A long time ago, before I was married, my then fiancé, lived in a very remote area.
This place he in which he lived was actually the physical address of the depths of despair, and it was particularly horrifying in the winter. No cell service, no Internet, only a few other neighbors, no local amenities closer than a forty minute drive. It was dark, damp, cold, isolated, and the rent he paid was in no way fair for the condition of his apartment. I could really go off on the landlord, but that's another post entirely.
The point is, it's a legitimately scary place to spend a winter. And it's not at all inconceivable that someone might just not make it through the winter. That winter though, my fiancé was in a several month long training, and he wasn't even in the same state as his place of residence.
So when spring rolled around, a group of my friends were in his neighborhood, sitting at a picnic table, when the mailman rolled by. No doubt the guy hadn't seen anyone outside in that area in months, and when they waved, he said hi.
One thing led to another, and he asked if they knew my fiancé. Yeah, they said, why?
"I've been stuffing package after package into his mailbox and he never empties it. Did he die?"
And really, this was a totally reasonable question. You've read what the place is like, but also, despite being a child of the '80's, my husband's name suggests he's actually eighty. When people meet him they are always surprised he isn't a senior citizen.
My friends told the mailman my fiancé was in fact alive, which really made the mailman much happier, and they told him my fiancé had been away all winter. But they promised to get him to empty his mail, now that he was back.
So my fiancé went back to his house, which he'd been avoiding since returning from his training, and cleaned out the bazillion packages.
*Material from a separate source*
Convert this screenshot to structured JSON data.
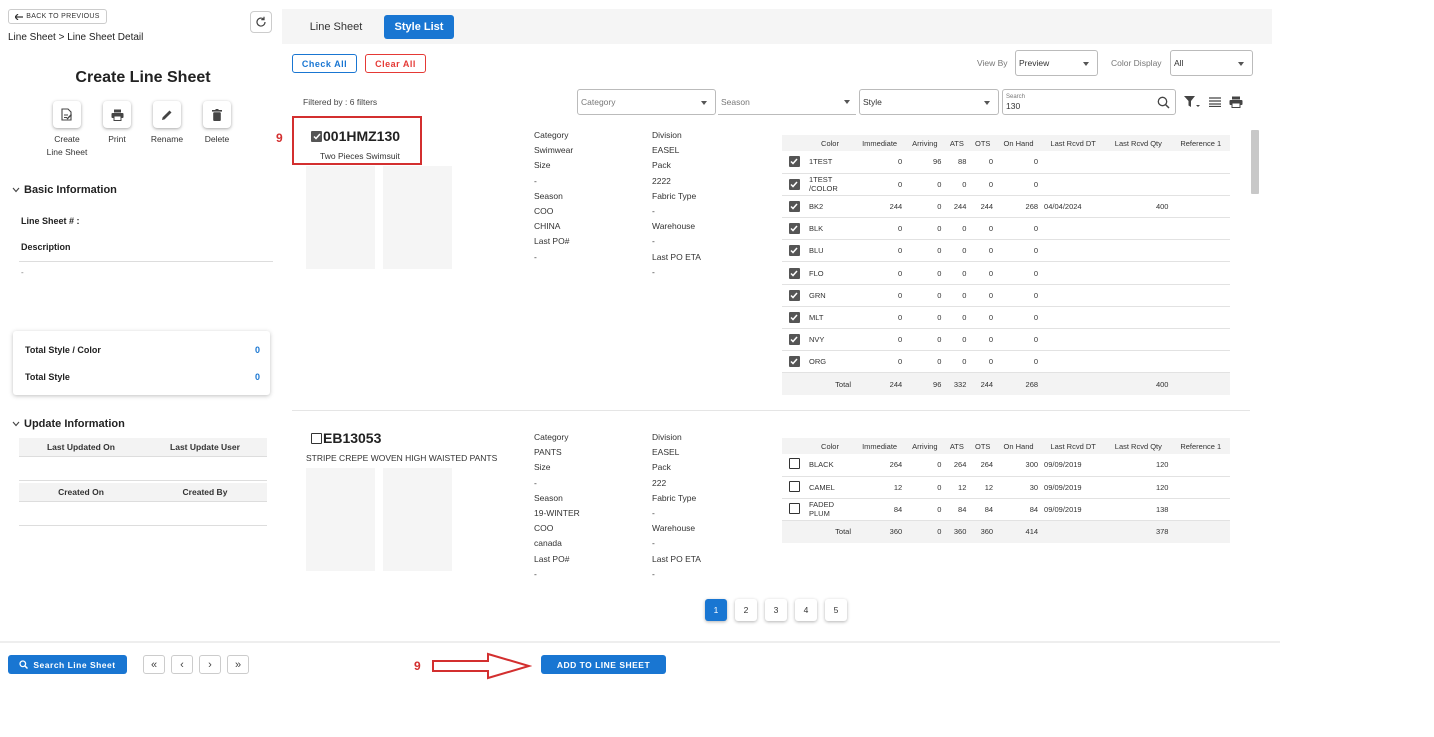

He brought them back to my house, where another friend happened to be dropping me off.
We asked him what the deal was with all the packages.
"My credit card got stolen from a gas station skimmer this winter. Apparently part of the scam is buying cheap things and sending them to my house to keep the card on longer. I called the credit card company, but they said it's all done. I asked them what to do about all the stuff I got sent, and they said it didn't matter. The stuff was paid for."
My friend and I looked in the back of his truck. A mound of packages rose from the bed.
"Seems like it might be Christmas in May," I said.
And it was.
So we stood in front of my house and opened package after package. Here is a rough list of what we unwrapped:
- A pair of ice skate leg warmers
- A book on the Nazi's rise to power
- A book on MLK Jr.'s famous speech
- One plastic bag labeled "flet cat small" which contained one felt cat small (a small cat which appeared to be made of actual compressed cat hair)
- A chocolate bunny (which my friend ate while we unwrapped the gifts)
- A bumper sticker that said, Jet Fuel is my Coffee (which my neigbhor, a ten year old girl who happened to be walking by, asked for and was given)
- Several metal boot scrapers which were designed to be stuck into the ground by your door. (My friend, in charge of the local corral asked for one and was given one, and to this day is still excited about it)
- A catalogue on cheap children's toys
- Replacement pieces for a child safety gate
- A pack of five hundred 8.5 x 11 letter mailers (which were given to my friend's work)
- A myriad of other stuff for which we had no use
I kept the flet cat small, I mean, who doesn't like cats? But it turns out, my actual cat doesn't like cats, and she ate the felt cat small.
Which I think might have been actual cannibalism, but Wikipedia tells me that cannibalism is the act of eating the same species for food, and that's clearly not right.
She was doing it out of spite and power, not hunger.
I know that given the chance, she would probably eat me, although I like to think it would be out of hunger and not spite and power. I wonder how long it would take my mail backing up before anyone realized what was happening in my house... Not cannibalism, not credit card fraud, but nothing good either.